A line qualifies if it holds the string "value". Copy every qualifying line from the records.
--- Supplied records Enclosed Below ---
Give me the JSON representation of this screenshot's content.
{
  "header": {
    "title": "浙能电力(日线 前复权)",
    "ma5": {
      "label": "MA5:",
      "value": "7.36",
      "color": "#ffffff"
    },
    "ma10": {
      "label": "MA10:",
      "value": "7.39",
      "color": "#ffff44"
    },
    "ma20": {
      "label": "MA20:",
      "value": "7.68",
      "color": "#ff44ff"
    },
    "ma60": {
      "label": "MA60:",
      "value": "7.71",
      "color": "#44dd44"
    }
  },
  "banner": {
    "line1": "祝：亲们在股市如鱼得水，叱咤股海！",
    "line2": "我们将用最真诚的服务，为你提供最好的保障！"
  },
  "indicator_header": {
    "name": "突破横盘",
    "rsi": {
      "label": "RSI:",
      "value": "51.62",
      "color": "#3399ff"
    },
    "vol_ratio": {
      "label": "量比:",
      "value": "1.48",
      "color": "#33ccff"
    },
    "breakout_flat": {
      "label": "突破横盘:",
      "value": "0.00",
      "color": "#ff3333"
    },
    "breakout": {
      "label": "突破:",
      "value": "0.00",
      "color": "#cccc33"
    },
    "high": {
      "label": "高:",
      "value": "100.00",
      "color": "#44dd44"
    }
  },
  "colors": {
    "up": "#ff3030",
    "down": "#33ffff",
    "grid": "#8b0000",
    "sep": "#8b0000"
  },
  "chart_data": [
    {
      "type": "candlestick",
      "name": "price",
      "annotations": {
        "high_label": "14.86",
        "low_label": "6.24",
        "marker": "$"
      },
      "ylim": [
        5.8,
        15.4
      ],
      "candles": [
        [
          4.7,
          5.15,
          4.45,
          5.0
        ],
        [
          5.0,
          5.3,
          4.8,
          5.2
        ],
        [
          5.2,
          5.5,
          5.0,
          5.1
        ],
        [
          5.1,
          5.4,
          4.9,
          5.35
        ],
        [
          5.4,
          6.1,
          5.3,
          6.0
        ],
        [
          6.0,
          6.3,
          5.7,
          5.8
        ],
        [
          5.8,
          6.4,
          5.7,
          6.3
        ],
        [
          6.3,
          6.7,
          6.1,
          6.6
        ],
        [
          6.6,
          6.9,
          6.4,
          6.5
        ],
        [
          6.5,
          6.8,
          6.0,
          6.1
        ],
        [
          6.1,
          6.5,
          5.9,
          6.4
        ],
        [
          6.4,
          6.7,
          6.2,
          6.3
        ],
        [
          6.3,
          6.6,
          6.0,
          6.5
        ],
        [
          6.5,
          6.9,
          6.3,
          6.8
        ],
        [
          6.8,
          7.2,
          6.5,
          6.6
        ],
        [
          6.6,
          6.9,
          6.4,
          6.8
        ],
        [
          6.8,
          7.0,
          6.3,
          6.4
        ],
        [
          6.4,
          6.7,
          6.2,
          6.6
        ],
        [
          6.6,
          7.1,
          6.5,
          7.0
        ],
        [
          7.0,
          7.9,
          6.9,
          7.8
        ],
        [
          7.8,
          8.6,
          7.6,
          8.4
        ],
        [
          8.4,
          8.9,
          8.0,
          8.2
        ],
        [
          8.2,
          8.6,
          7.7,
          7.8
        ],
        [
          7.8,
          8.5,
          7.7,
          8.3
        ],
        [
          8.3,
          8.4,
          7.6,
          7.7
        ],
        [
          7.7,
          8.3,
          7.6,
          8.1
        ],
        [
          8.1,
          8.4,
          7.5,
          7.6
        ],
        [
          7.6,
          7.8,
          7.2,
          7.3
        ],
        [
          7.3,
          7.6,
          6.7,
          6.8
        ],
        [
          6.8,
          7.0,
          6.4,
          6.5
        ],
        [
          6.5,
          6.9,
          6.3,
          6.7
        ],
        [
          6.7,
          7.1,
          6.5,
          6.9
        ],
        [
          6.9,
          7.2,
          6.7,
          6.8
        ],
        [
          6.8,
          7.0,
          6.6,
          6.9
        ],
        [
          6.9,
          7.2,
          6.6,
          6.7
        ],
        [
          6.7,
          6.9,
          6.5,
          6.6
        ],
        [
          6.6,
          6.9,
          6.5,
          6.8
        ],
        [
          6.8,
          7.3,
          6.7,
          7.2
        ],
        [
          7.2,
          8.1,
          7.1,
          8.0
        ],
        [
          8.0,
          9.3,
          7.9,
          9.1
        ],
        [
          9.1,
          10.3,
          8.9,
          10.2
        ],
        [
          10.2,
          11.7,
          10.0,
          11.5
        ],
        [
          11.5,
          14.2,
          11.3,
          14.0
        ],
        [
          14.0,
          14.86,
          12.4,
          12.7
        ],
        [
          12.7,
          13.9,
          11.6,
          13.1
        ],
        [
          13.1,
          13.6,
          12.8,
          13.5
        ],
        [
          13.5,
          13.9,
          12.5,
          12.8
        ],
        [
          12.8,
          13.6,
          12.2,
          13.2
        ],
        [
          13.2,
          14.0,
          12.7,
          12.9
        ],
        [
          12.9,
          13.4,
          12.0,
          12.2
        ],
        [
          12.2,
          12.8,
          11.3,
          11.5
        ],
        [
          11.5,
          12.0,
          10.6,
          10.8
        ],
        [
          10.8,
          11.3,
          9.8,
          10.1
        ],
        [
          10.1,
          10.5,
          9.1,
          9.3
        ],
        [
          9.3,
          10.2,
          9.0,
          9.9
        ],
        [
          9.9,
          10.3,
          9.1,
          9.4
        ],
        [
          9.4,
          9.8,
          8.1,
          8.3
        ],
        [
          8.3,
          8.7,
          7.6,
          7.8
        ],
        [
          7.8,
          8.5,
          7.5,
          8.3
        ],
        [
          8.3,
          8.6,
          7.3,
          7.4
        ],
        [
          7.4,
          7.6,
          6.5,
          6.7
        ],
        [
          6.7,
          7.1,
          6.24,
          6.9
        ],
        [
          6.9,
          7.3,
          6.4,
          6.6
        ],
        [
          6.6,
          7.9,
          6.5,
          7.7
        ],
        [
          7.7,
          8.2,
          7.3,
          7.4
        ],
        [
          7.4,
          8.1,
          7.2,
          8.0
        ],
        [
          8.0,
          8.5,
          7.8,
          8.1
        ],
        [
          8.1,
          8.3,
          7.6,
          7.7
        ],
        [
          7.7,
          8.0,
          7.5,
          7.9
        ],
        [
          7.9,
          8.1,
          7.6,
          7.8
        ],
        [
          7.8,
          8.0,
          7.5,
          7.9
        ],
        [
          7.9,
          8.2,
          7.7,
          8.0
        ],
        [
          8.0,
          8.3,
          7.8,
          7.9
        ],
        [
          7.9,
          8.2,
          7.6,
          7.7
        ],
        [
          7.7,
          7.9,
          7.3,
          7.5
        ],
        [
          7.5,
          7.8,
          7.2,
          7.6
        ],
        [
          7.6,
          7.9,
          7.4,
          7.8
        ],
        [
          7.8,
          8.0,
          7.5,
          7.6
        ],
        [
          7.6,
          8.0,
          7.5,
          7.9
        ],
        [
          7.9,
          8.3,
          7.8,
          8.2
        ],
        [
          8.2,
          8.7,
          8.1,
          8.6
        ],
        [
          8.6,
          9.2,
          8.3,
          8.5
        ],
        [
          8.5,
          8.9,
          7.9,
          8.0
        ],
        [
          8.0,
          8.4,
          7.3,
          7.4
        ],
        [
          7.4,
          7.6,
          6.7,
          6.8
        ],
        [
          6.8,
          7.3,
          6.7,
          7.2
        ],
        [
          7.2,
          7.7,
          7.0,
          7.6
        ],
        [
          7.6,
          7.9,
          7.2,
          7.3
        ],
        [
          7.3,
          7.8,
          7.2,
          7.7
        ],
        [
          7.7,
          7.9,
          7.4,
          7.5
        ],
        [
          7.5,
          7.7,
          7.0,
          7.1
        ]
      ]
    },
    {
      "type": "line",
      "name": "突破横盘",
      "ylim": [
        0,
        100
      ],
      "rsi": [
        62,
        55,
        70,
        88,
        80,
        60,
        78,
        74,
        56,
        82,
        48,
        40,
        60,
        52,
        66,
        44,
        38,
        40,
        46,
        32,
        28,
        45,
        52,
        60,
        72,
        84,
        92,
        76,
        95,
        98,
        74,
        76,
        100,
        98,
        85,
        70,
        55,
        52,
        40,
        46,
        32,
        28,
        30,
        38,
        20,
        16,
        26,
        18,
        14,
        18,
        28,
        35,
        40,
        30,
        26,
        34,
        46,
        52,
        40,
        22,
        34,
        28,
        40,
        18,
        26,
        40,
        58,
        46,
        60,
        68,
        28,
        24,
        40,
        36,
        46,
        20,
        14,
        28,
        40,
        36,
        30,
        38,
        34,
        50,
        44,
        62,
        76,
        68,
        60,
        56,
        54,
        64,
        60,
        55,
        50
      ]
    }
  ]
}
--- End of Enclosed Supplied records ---
**Problem solution:**
      "value": "7.36",
      "value": "7.39",
      "value": "7.68",
      "value": "7.71",
      "value": "51.62",
      "value": "1.48",
      "value": "0.00",
      "value": "0.00",
      "value": "100.00",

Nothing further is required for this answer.